**Requirement**
Using the data below, count the lines where "COLIMACON" appears, and answer with the number alone.

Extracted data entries

Content starts

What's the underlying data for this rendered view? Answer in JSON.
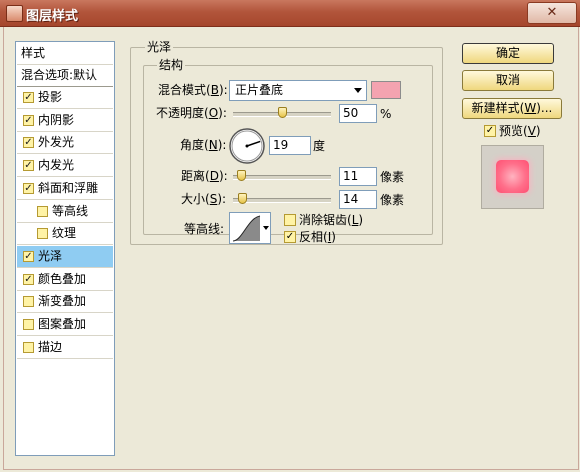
{
  "window": {
    "title": "图层样式",
    "close_glyph": "✕"
  },
  "sidebar": {
    "header": "样式",
    "blend_default": "混合选项:默认",
    "items": [
      {
        "label": "投影",
        "checked": true,
        "indent": false,
        "selected": false
      },
      {
        "label": "内阴影",
        "checked": true,
        "indent": false,
        "selected": false
      },
      {
        "label": "外发光",
        "checked": true,
        "indent": false,
        "selected": false
      },
      {
        "label": "内发光",
        "checked": true,
        "indent": false,
        "selected": false
      },
      {
        "label": "斜面和浮雕",
        "checked": true,
        "indent": false,
        "selected": false
      },
      {
        "label": "等高线",
        "checked": false,
        "indent": true,
        "selected": false
      },
      {
        "label": "纹理",
        "checked": false,
        "indent": true,
        "selected": false
      },
      {
        "label": "光泽",
        "checked": true,
        "indent": false,
        "selected": true
      },
      {
        "label": "颜色叠加",
        "checked": true,
        "indent": false,
        "selected": false
      },
      {
        "label": "渐变叠加",
        "checked": false,
        "indent": false,
        "selected": false
      },
      {
        "label": "图案叠加",
        "checked": false,
        "indent": false,
        "selected": false
      },
      {
        "label": "描边",
        "checked": false,
        "indent": false,
        "selected": false
      }
    ]
  },
  "panel": {
    "group_title": "光泽",
    "structure_title": "结构",
    "blend_mode": {
      "label": "混合模式",
      "key": "B",
      "value": "正片叠底",
      "color": "#F4A3B0"
    },
    "opacity": {
      "label": "不透明度",
      "key": "O",
      "value": "50",
      "unit": "%",
      "percent": 50
    },
    "angle": {
      "label": "角度",
      "key": "N",
      "value": "19",
      "unit": "度",
      "degrees": 19
    },
    "distance": {
      "label": "距离",
      "key": "D",
      "value": "11",
      "unit": "像素",
      "max": 250
    },
    "size": {
      "label": "大小",
      "key": "S",
      "value": "14",
      "unit": "像素",
      "max": 250
    },
    "contour": {
      "label": "等高线:"
    },
    "anti_alias": {
      "label": "消除锯齿",
      "key": "L",
      "checked": false
    },
    "invert": {
      "label": "反相",
      "key": "I",
      "checked": true
    }
  },
  "buttons": {
    "ok": "确定",
    "cancel": "取消",
    "new_style": "新建样式",
    "new_style_key": "W",
    "new_style_suffix": "..."
  },
  "preview": {
    "label": "预览",
    "key": "V",
    "checked": true
  }
}
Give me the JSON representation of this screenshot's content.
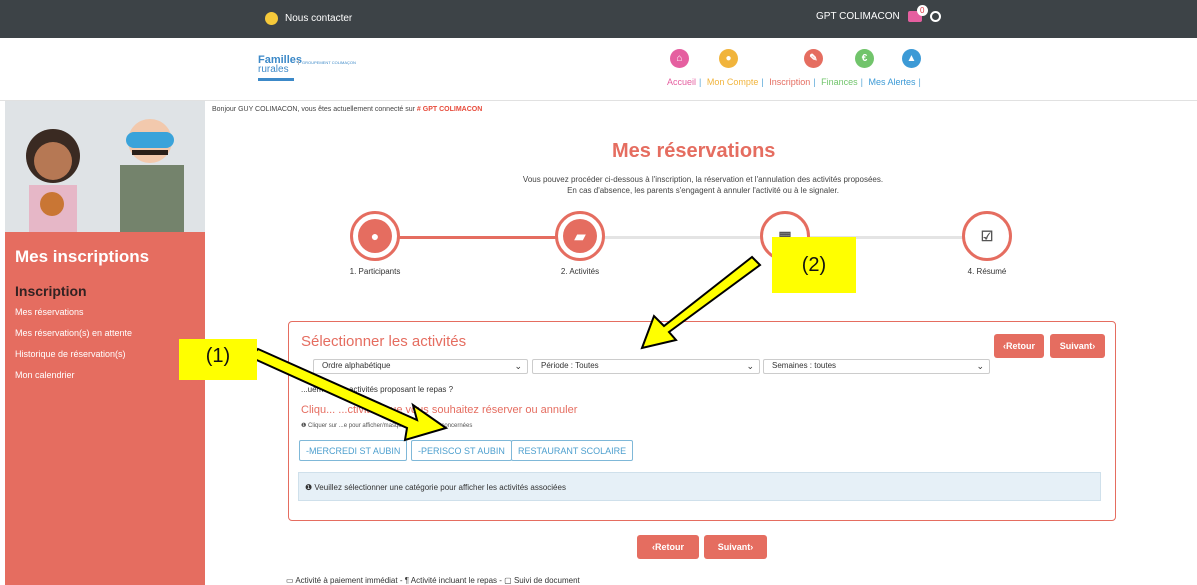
{
  "topbar": {
    "contact": "Nous contacter",
    "account": "GPT COLIMACON",
    "mail_count": "0"
  },
  "header": {
    "logo": {
      "line1": "Familles",
      "line2": "rurales",
      "group": "GROUPEMENT COLIMAÇON"
    },
    "nav": [
      {
        "label": "Accueil",
        "color": "#e55fa0"
      },
      {
        "label": "Mon Compte",
        "color": "#f1b43c"
      },
      {
        "label": "Inscription",
        "color": "#e56d60"
      },
      {
        "label": "Finances",
        "color": "#71c46b"
      },
      {
        "label": "Mes Alertes",
        "color": "#3c9ad6"
      }
    ]
  },
  "sidebar": {
    "title": "Mes inscriptions",
    "section": "Inscription",
    "items": [
      "Mes réservations",
      "Mes réservation(s) en attente",
      "Historique de réservation(s)",
      "Mon calendrier"
    ]
  },
  "welcome": {
    "text": "Bonjour GUY COLIMACON, vous êtes actuellement connecté sur ",
    "org": "# GPT COLIMACON"
  },
  "main": {
    "title": "Mes réservations",
    "intro1": "Vous pouvez procéder ci-dessous à l'inscription, la réservation et l'annulation des activités proposées.",
    "intro2": "En cas d'absence, les parents s'engagent à annuler l'activité ou à le signaler.",
    "steps": [
      {
        "label": "1. Participants",
        "icon": "users-icon"
      },
      {
        "label": "2. Activités",
        "icon": "book-icon"
      },
      {
        "label": "3. ...",
        "icon": "calendar-icon"
      },
      {
        "label": "4. Résumé",
        "icon": "check-icon"
      }
    ],
    "panel": {
      "title": "Sélectionner les activités",
      "back": "‹Retour",
      "next": "Suivant›",
      "order": "Ordre alphabétique",
      "period": "Période : Toutes",
      "weeks": "Semaines : toutes",
      "meal": "...uement les activités proposant le repas ?",
      "click": "Cliqu... ...ctivités que vous souhaitez réserver ou annuler",
      "hint": "❶ Cliquer sur ...e pour afficher/masquer les activités concernées",
      "categories": [
        "-MERCREDI ST AUBIN",
        "-PERISCO ST AUBIN",
        "RESTAURANT SCOLAIRE"
      ],
      "notice": "❶ Veuillez sélectionner une catégorie pour afficher les activités associées"
    },
    "back": "‹Retour",
    "next": "Suivant›",
    "footer": "▭ Activité à paiement immédiat - ¶ Activité incluant le repas - ▢ Suivi de document"
  },
  "callouts": {
    "one": "(1)",
    "two": "(2)"
  },
  "colors": {
    "accent": "#e56d60",
    "topbar": "#3d4347",
    "callout": "#ffff00"
  }
}
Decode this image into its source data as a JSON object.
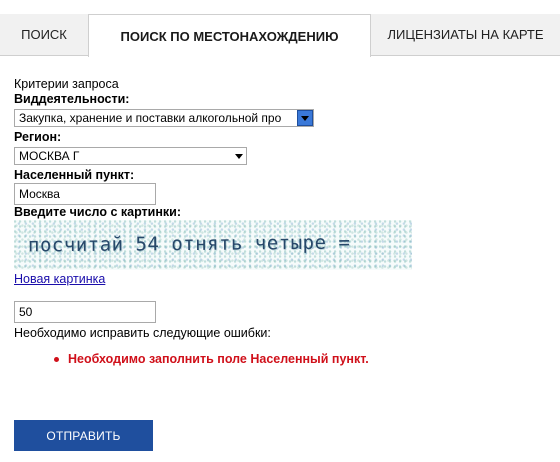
{
  "tabs": [
    {
      "label": "ПОИСК",
      "active": false
    },
    {
      "label": "ПОИСК ПО МЕСТОНАХОЖДЕНИЮ",
      "active": true
    },
    {
      "label": "ЛИЦЕНЗИАТЫ НА КАРТЕ",
      "active": false
    }
  ],
  "form": {
    "criteria_title": "Критерии запроса",
    "activity": {
      "label": "Виддеятельности:",
      "value": "Закупка, хранение и поставки алкогольной про"
    },
    "region": {
      "label": "Регион:",
      "value": "МОСКВА Г"
    },
    "locality": {
      "label": "Населенный пункт:",
      "value": "Москва"
    },
    "captcha": {
      "label": "Введите число с картинки:",
      "image_text": "посчитай 54 отнять четыре =",
      "new_image_link": "Новая картинка",
      "answer_value": "50"
    },
    "errors": {
      "heading": "Необходимо исправить следующие ошибки:",
      "items": [
        "Необходимо заполнить поле Населенный пункт."
      ]
    },
    "submit_label": "ОТПРАВИТЬ"
  },
  "colors": {
    "accent": "#1f4f9e",
    "error": "#d0101a",
    "link": "#1a0dab"
  }
}
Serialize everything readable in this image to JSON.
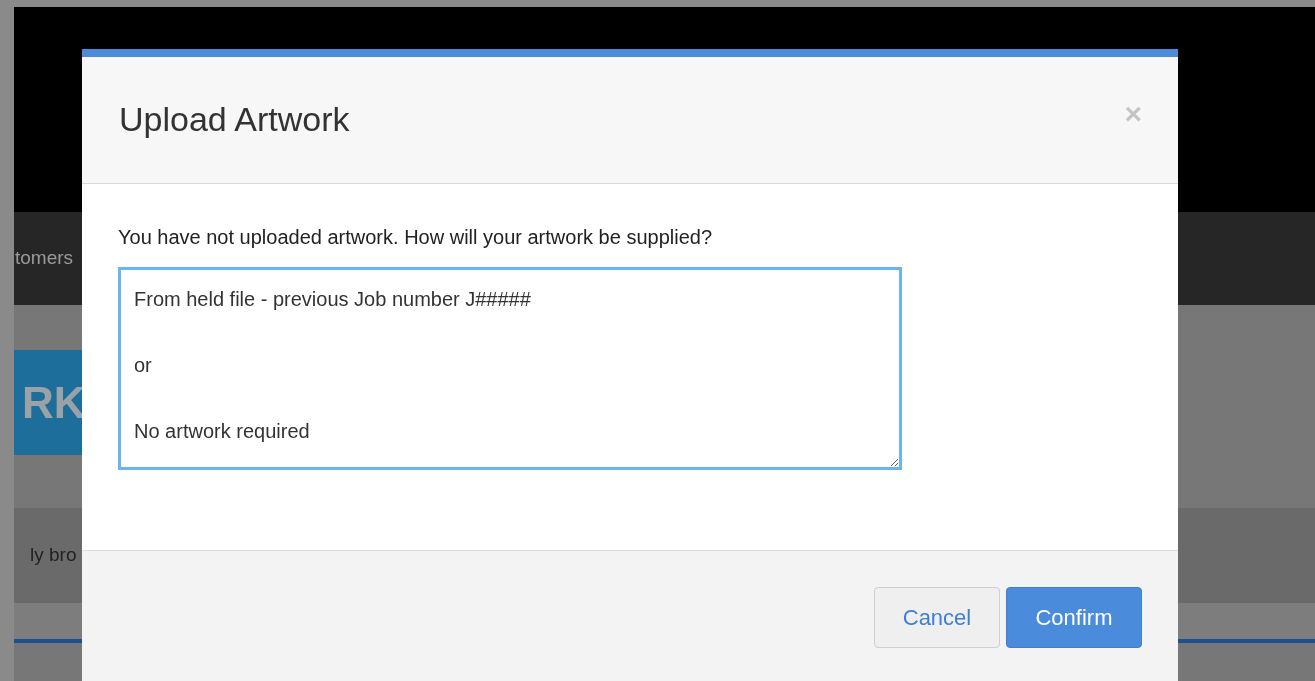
{
  "background": {
    "nav_text": "tomers",
    "banner_text": "RK",
    "row_text": "ly bro"
  },
  "modal": {
    "title": "Upload Artwork",
    "close": "×",
    "prompt": "You have not uploaded artwork. How will your artwork be supplied?",
    "answer": {
      "value": "From held file - previous Job number J#####\n\nor\n\nNo artwork required",
      "focused": true
    },
    "buttons": [
      {
        "label": "Cancel",
        "kind": "default"
      },
      {
        "label": "Confirm",
        "kind": "primary"
      }
    ]
  }
}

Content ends

**Answer**
3